Drumelry 1790s OSA, 689 [‘the parish of Drumelry alias Newburn’]
Drumeldry Bridge 1799 RHP22853 [between Drumeldrie and Monturpie, crossing the burn which on the south side of the road forms the LAR/NBN boundary]

G druim + ?

The first element, druim ‘ridge’, is unproblematic. The second element, in contrast, poses a number of unanswerable questions, not helped by the fact that, apart from the questionable Merolrj, the forms appear relatively late in the record. It may even contain a metathesised form (with intrusive d following l) of the element which occurs in Strathairly LAR, the name attached to the lands immediately west of Drumeldrie. If this is the case, then we are dealing with a territorial name something like *Er(e)lin or *Er(o)lin applied to lands running along much of Largo Bay, and straddling LAR and NBN. For more on this name, see Strathairly LAR, above.

    However, in the absence of corroborative evidence, it is perhaps safer to treat the two names separately. In this case, much depends on the status of the 1306 form Merolrj (for which see also NBN Introduction, Med. Marches no. 2, Dunf. Reg. no. 590). Putting this aside as highly unreliable evidence for anything, and bearing in mind the lateness of the secure forms (starting in 1532), various possibilities suggest themselves. The closest Fife name is Rameldry KTT (see this volume, above), which almost certainly contains a personal name beginning with Mael (later Maol), probably Maolrioc.

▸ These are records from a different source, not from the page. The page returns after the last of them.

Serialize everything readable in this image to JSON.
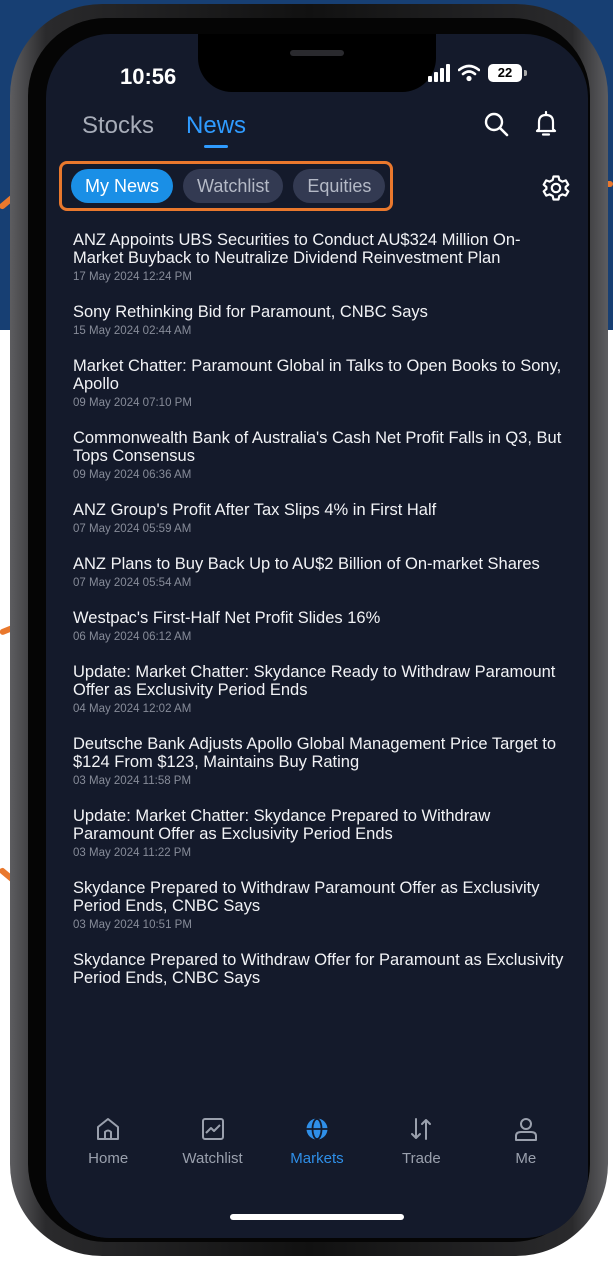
{
  "status_bar": {
    "time": "10:56",
    "battery": "22"
  },
  "top_tabs": [
    {
      "label": "Stocks",
      "active": false
    },
    {
      "label": "News",
      "active": true
    }
  ],
  "filter_chips": [
    {
      "label": "My News",
      "active": true
    },
    {
      "label": "Watchlist",
      "active": false
    },
    {
      "label": "Equities",
      "active": false
    }
  ],
  "news": [
    {
      "headline": "ANZ Appoints UBS Securities to Conduct AU$324 Million On-Market Buyback to Neutralize Dividend Reinvestment Plan",
      "date": "17 May 2024 12:24 PM"
    },
    {
      "headline": "Sony Rethinking Bid for Paramount, CNBC Says",
      "date": "15 May 2024 02:44 AM"
    },
    {
      "headline": "Market Chatter: Paramount Global in Talks to Open Books to Sony, Apollo",
      "date": "09 May 2024 07:10 PM"
    },
    {
      "headline": "Commonwealth Bank of Australia's Cash Net Profit Falls in Q3, But Tops Consensus",
      "date": "09 May 2024 06:36 AM"
    },
    {
      "headline": "ANZ Group's Profit After Tax Slips 4% in First Half",
      "date": "07 May 2024 05:59 AM"
    },
    {
      "headline": "ANZ Plans to Buy Back Up to AU$2 Billion of On-market Shares",
      "date": "07 May 2024 05:54 AM"
    },
    {
      "headline": "Westpac's First-Half Net Profit Slides 16%",
      "date": "06 May 2024 06:12 AM"
    },
    {
      "headline": "Update: Market Chatter: Skydance Ready to Withdraw Paramount Offer as Exclusivity Period Ends",
      "date": "04 May 2024 12:02 AM"
    },
    {
      "headline": "Deutsche Bank Adjusts Apollo Global Management Price Target to $124 From $123, Maintains Buy Rating",
      "date": "03 May 2024 11:58 PM"
    },
    {
      "headline": "Update: Market Chatter: Skydance Prepared to Withdraw Paramount Offer as Exclusivity Period Ends",
      "date": "03 May 2024 11:22 PM"
    },
    {
      "headline": "Skydance Prepared to Withdraw Paramount Offer as Exclusivity Period Ends, CNBC Says",
      "date": "03 May 2024 10:51 PM"
    },
    {
      "headline": "Skydance Prepared to Withdraw Offer for Paramount as Exclusivity Period Ends, CNBC Says",
      "date": ""
    }
  ],
  "bottom_nav": [
    {
      "label": "Home",
      "icon": "home-icon",
      "active": false
    },
    {
      "label": "Watchlist",
      "icon": "chart-icon",
      "active": false
    },
    {
      "label": "Markets",
      "icon": "globe-icon",
      "active": true
    },
    {
      "label": "Trade",
      "icon": "swap-arrows-icon",
      "active": false
    },
    {
      "label": "Me",
      "icon": "person-icon",
      "active": false
    }
  ],
  "colors": {
    "accent": "#2f9bff",
    "callout": "#e9782d",
    "screen_bg": "#141a2b",
    "brand_band": "#173f73"
  }
}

It should be noted, however, that the d in Rameldry, which is certainly intrusive, does not start to appear until the eighteenth century, whereas the d in Drumeldrie is there from the earliest secure forms in the early sixteenth century.

    There is a modern G word meilearach ‘long, seaside grass’, which would be very appropriate in this landscape, since a large part of Drumeldrie lands consists of links covered in just such grass.[267] However, meilearach is a Norse loan-word (melr ‘bent grass’), so it is unlikely to have formed part of Fife Gaelic.

    In short, until secure and much earlier forms of this name can be identified, there can be no satisfactory explanation for the second element.

    In the early twentieth century it was described as the only hamlet in the parish (Cunningham 1907, 104). This probably explains why OSA gives Drumeldrie (Drumelry) as an alias for the parish of Newburn (p. 689).

    Cropmarks in the area indicate the presence of hut circles and a possible souterrain at NO440027 (NMRS NO40SW 213).

    Wet ground between Drumeldrie and the sea, at approximately NO443026, is known locally as Pishie Miggie or Pishie Maggie.[268]

    /drʌmˈɛldrɪ/ or /drəmˈɛldrɪ/

This place-name appeared in printed volume 2